On the west side and in my view the part of Santorini that really does have the `wow factor`, many of the hotels are `traditional houses` – almost like caves that are built into the steep cliffside with spectacular views over the volcano and the sea. The view really does take your breath away as do the steps; inevitably there are a lot of steps and a veritable labyrinth of passageways that take you to your room or `house`!
We stayed at the interestingly named Ouranos Traditional Houses (Hotel) at Imerovigli right on the cliff-side and fortunately not too many steps to encounter. There are a few `plunge pools` dotted around but no true swimming pools as such – you need to go to the sea for that. Don`t expect `5 star` luxury – you are paying for the location here and the staggering view from your private terrace. The rooms are comfortable but simple – the bed has a stone base, an `efficient` bathroom and a little kitchen with fridge and tiny stove; so you could cook something if you wanted to. And although the rooms are naturally cool and painted white to reflect the sun, they all have air-conditioning units and ours kept our room at a comfortable 65F. Breakfast is provided and is truly international – you could choose from eggs and bacon, cheese and cold meats, fruit and the traditional Greek cakes and pastries.
Eastern Europeans seem to dominate the catering industry here, as they do now in the UK, so you can be assured that standards of cleanliness and attention to detail are high.
Again, the town of Oia has the most exclusive hotels and tavernas but the downside is that its a magnet for tourists – the streets are crowded with people from cruise ships and tour buses being shepherded around by tour guides with hands in the air waving flags etc. Thira is also very busy although its only a 20 minute stroll from Imerovigli. We thought that Imerovigli was just right in terms of the hotel, the price, the view and offering the degree of quiet that we were looking for!

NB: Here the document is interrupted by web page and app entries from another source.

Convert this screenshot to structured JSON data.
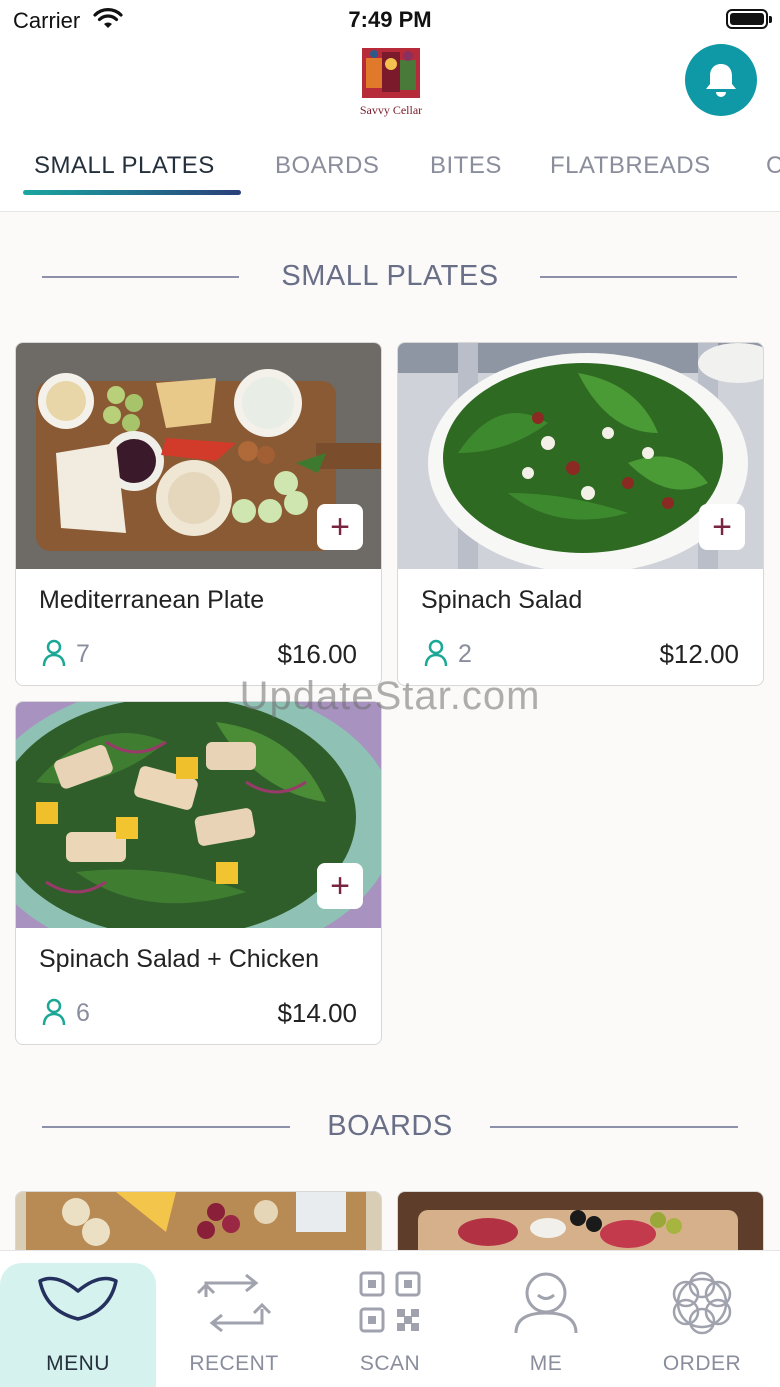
{
  "status": {
    "carrier": "Carrier",
    "time": "7:49 PM"
  },
  "brand": {
    "logo_text": "Savvy Cellar"
  },
  "tabs": [
    {
      "label": "SMALL PLATES"
    },
    {
      "label": "BOARDS"
    },
    {
      "label": "BITES"
    },
    {
      "label": "FLATBREADS"
    },
    {
      "label": "C"
    }
  ],
  "sections": [
    {
      "title": "SMALL PLATES"
    },
    {
      "title": "BOARDS"
    }
  ],
  "items": [
    {
      "name": "Mediterranean Plate",
      "count": "7",
      "price": "$16.00",
      "add": "+"
    },
    {
      "name": "Spinach Salad",
      "count": "2",
      "price": "$12.00",
      "add": "+"
    },
    {
      "name": "Spinach Salad + Chicken",
      "count": "6",
      "price": "$14.00",
      "add": "+"
    }
  ],
  "watermark": "UpdateStar.com",
  "nav": [
    {
      "label": "MENU",
      "icon": "menu-icon"
    },
    {
      "label": "RECENT",
      "icon": "recent-icon"
    },
    {
      "label": "SCAN",
      "icon": "qr-scan-icon"
    },
    {
      "label": "ME",
      "icon": "person-icon"
    },
    {
      "label": "ORDER",
      "icon": "order-icon"
    }
  ],
  "colors": {
    "accent": "#0f99a6",
    "brand_wine": "#7a2440",
    "nav_active_bg": "#d6f2ee"
  }
}
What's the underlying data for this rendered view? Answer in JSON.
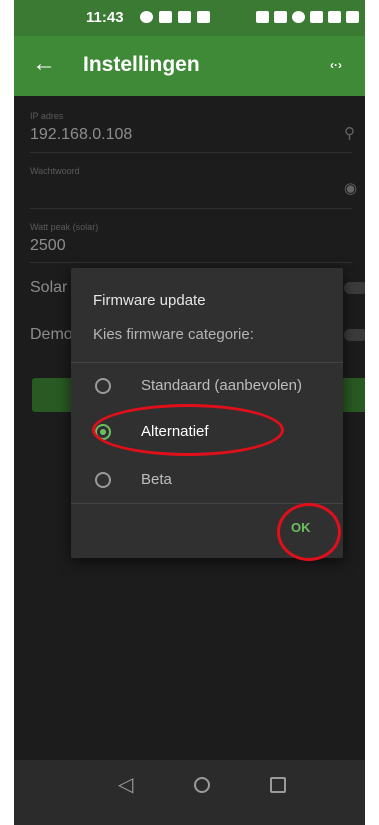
{
  "status_bar": {
    "time": "11:43"
  },
  "app_bar": {
    "title": "Instellingen",
    "back_icon": "←",
    "code_icon": "‹·›"
  },
  "settings": {
    "ip": {
      "label": "IP adres",
      "value": "192.168.0.108"
    },
    "password": {
      "label": "Wachtwoord",
      "value": ""
    },
    "watt_peak": {
      "label": "Watt peak (solar)",
      "value": "2500"
    },
    "solar_label": "Solar",
    "demo_label": "Demo"
  },
  "dialog": {
    "title": "Firmware update",
    "subtitle": "Kies firmware categorie:",
    "options": [
      {
        "label": "Standaard (aanbevolen)",
        "selected": false
      },
      {
        "label": "Alternatief",
        "selected": true
      },
      {
        "label": "Beta",
        "selected": false
      }
    ],
    "ok_label": "OK"
  },
  "colors": {
    "accent_green": "#3f8a36",
    "annotation_red": "#e10f1a"
  }
}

A wonderful location if you are looking for a relaxing holiday with breathtaking views, perfect weather (sun but a cooling breeze), fantastic food and local wine!